A 500 year old story describes a Zen painter. He got three big payments for a picture of a rooster. A general sent by the Emperor came back empty handed and told that the master was certainly crazy. He was sitting in the middle of 100 chicken and roosters eating grain, little worms and crying like a rooster. The Emperor wanted his money back. The general came back with the master who carried with him a blank scroll, some ink and a brush but no money. He sat down, opened the scroll, cried triumphantly like a rooster and applied three fast strokes of ink to the paper. It took him three seconds. Then he handed the scroll to the Emperor, adjusted his robe, bowed respectfully and explained that he was glad to finally terminate his life as a rooster without being butchered and eaten up.

Poem number 18
Fujiwara no Toshiyuki Ason 880-907, prominent member of the Imperial Guard

The original poem:
Lo! the gathered waves
On the shore of Sumi's bay!
E'en in gathered night,
When in dreams I go to thee,
I must shun the eyes of men.

A situational poem by HK:
My love, in the night on the ship we are together, hidden from the eyes of the others. While we sail through Sumi Bay, the waves gently sway us, you and me.

Comment by HK:
My only hope is that this picture was not made and never authorised by Hokusai San. The lovers are ugly, the perspective onto the ship is wrong, the waves are no good, also the shore, the mountains etc.
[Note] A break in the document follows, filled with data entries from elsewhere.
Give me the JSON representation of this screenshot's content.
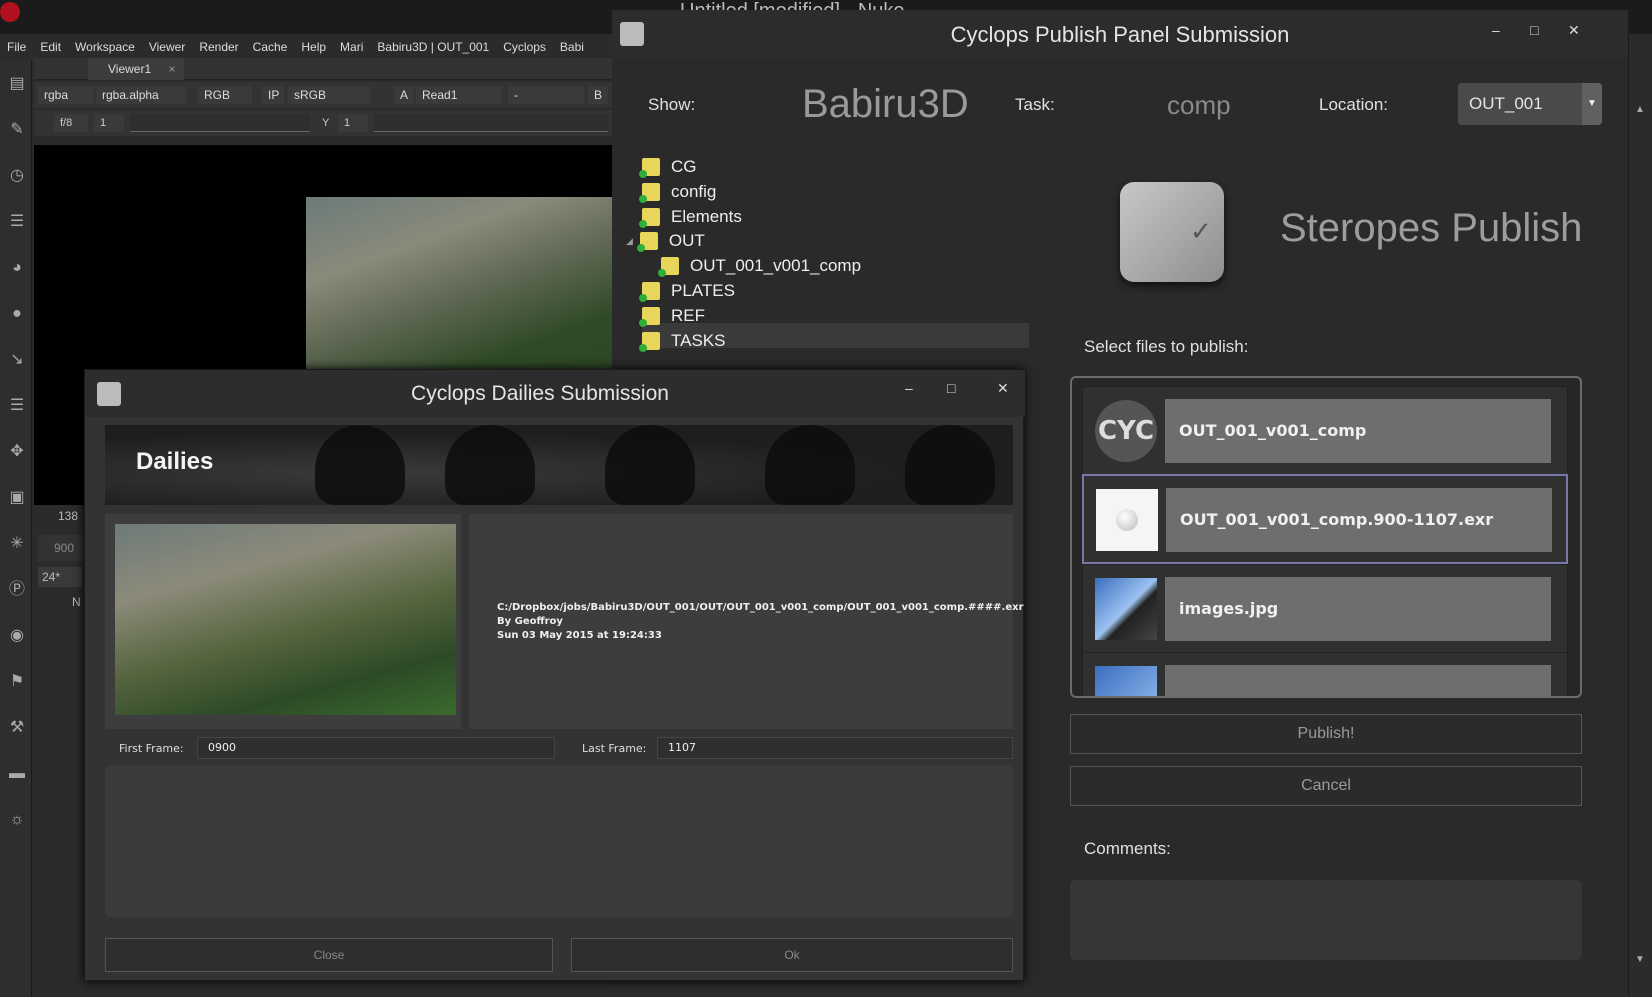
{
  "nuke": {
    "title": "Untitled [modified] - Nuke",
    "menu": [
      "File",
      "Edit",
      "Workspace",
      "Viewer",
      "Render",
      "Cache",
      "Help",
      "Mari",
      "Babiru3D | OUT_001",
      "Cyclops",
      "Babi"
    ],
    "viewer_tab": "Viewer1",
    "viewer_controls": {
      "channels": "rgba",
      "alpha": "rgba.alpha",
      "display": "RGB",
      "ip": "IP",
      "colorspace": "sRGB",
      "a_label": "A",
      "input_a": "Read1",
      "input_b_sep": "-",
      "b_label": "B",
      "fstop": "f/8",
      "gain": "1",
      "y_label": "Y",
      "gamma": "1"
    },
    "side_values": {
      "frame": "138",
      "start": "900",
      "fps": "24*",
      "n": "N"
    }
  },
  "publish_panel": {
    "title": "Cyclops Publish Panel Submission",
    "show_label": "Show:",
    "show_value": "Babiru3D",
    "task_label": "Task:",
    "task_value": "comp",
    "location_label": "Location:",
    "location_value": "OUT_001",
    "tree": [
      {
        "label": "CG",
        "indent": 0
      },
      {
        "label": "config",
        "indent": 0
      },
      {
        "label": "Elements",
        "indent": 0
      },
      {
        "label": "OUT",
        "indent": 0
      },
      {
        "label": "OUT_001_v001_comp",
        "indent": 1
      },
      {
        "label": "PLATES",
        "indent": 0
      },
      {
        "label": "REF",
        "indent": 0
      },
      {
        "label": "TASKS",
        "indent": 0
      }
    ],
    "brand_title": "Steropes Publish",
    "select_label": "Select files to publish:",
    "files": [
      {
        "name": "OUT_001_v001_comp",
        "thumb": "CYC"
      },
      {
        "name": "OUT_001_v001_comp.900-1107.exr",
        "thumb": "exr-ball"
      },
      {
        "name": "images.jpg",
        "thumb": "photo"
      }
    ],
    "publish_button": "Publish!",
    "cancel_button": "Cancel",
    "comments_label": "Comments:"
  },
  "dailies": {
    "title": "Cyclops Dailies Submission",
    "heading": "Dailies",
    "path": "C:/Dropbox/jobs/Babiru3D/OUT_001/OUT/OUT_001_v001_comp/OUT_001_v001_comp.####.exr",
    "author": "By Geoffroy",
    "date": "Sun 03 May 2015 at 19:24:33",
    "first_frame_label": "First Frame:",
    "first_frame_value": "0900",
    "last_frame_label": "Last Frame:",
    "last_frame_value": "1107",
    "close_button": "Close",
    "ok_button": "Ok"
  },
  "colors": {
    "accent_selected": "#7777aa",
    "folder": "#e8d65a",
    "folder_badge": "#2fae3a"
  }
}
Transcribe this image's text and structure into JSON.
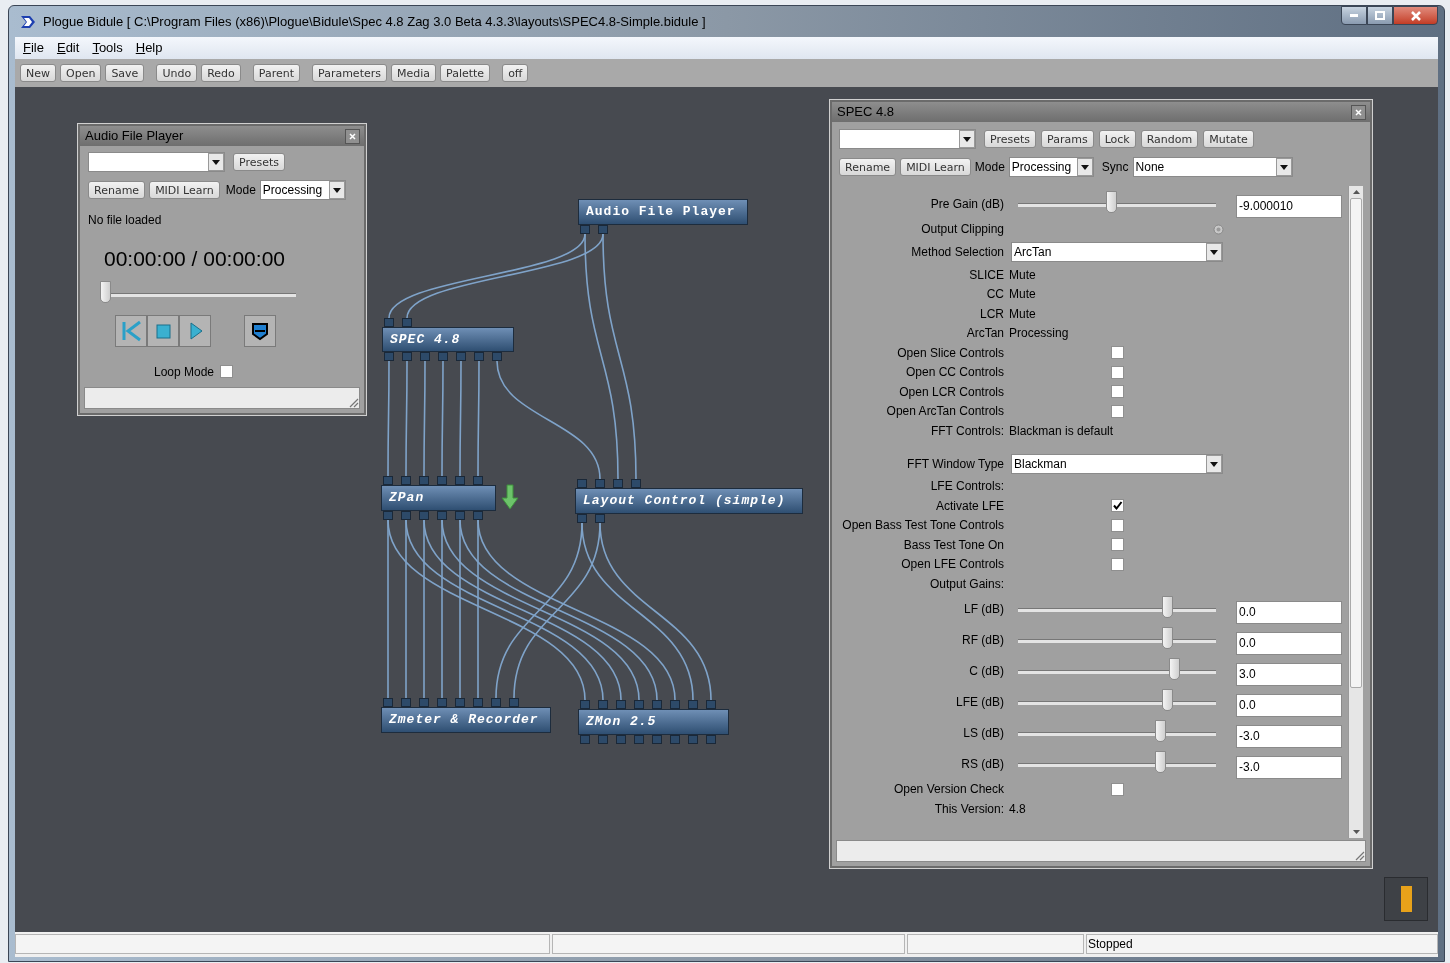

However maybe my brain does not observe properly.

Poem number 19
Lady Ise 870-935, influental daughter of a province governor

The original poem:
Even for a space
Short as joint of tiny reed
From Naniwa's marsh,
We must never meet again
In this life? This, do you ask?

A situational poem by HK:
Step by step, a house is built starting with nothing and growing up to a solid roof. Love could come from a single tiny moment of time, as minute as the joint of a small piece of reed from the marshes. You cannot even give me that, is this what you are trying to say to me?

Comment by HK:
The girls are hoping for the solid roof on top of a solid love story, based on a solid romance which could grow out of a sweet little romance. The beginning could be tiny, the blinking of eyes, a smile. But how sad it is if life just passes by. If all people are busy and move away, mostly on the other side of the river?

I do not think it is impossible that Hokusai made girls in fairy Kimonos thinking "What good are men if they are all on the roof and on the other side of the river?" Hokusai might express that not all female thoughts inside impeccable Kimonos are as pure as the water of the river. I was once in a Cinema Theatre in Tokyo. I had no idea what happened on the screen. Suddenly a beauty in a heavenly Kimono came in and settled her heavenly body down 3 seats away. I was breathless. Then she opened her wonderful bag, took out her wonderful BIG MAC and was "eating" it like two crocodiles tearing a big gnu into pieces. Women! They are so different and behave in unexpected ways!
Since then nothing can frighten me any more in any Cinema Theatre.

Poem number 20
Motoyoshi Shinno 890-943, eldest son of Emperor Yozei (poet 13)

The original poem:
Now, in dire distress,
It is all the same to me!
So, then, let us meet
Even though it costs my life
In the Bay of Naniwa.

A situational poem by HK:
I can only hope that you will meet me secretly in the Bay of Naniwa. For this hope - my love - I am ready to risk my life.

Comment by HK:
Prince Motoyoshi was the eldest son of Emperor Yozei. He was known as a notorious womaniser. In this poem he told a lady that when he meets her for secret sex he risks his life. I assume that Hokusai thinks that this was the princes standard dramatising yarn for quick seduction. The lady is ahead, hiding behind her umbrella. She is accompanied by her maid and a carrier with her toothbrush etc. Motoyoshi rides an ox and hides in a huge bushel of rice. Nothing could be a more obvious advertising for the princes newest success as playboy of the month. Hokusai shows idle ships in the harbour in the background. Nothing happens on sea. There are stakes to measure the height of the tides. Many Japanese poems compare the lovers unfathomable tears with high tides. Here the tide is at record low. The ox refuses to do another step. If the ox was chosen to symbolise macho capabilities, the adventure will end here and now with the final dot of the poem. Then everybody can go home in peace.

>> Poems (21 - 25)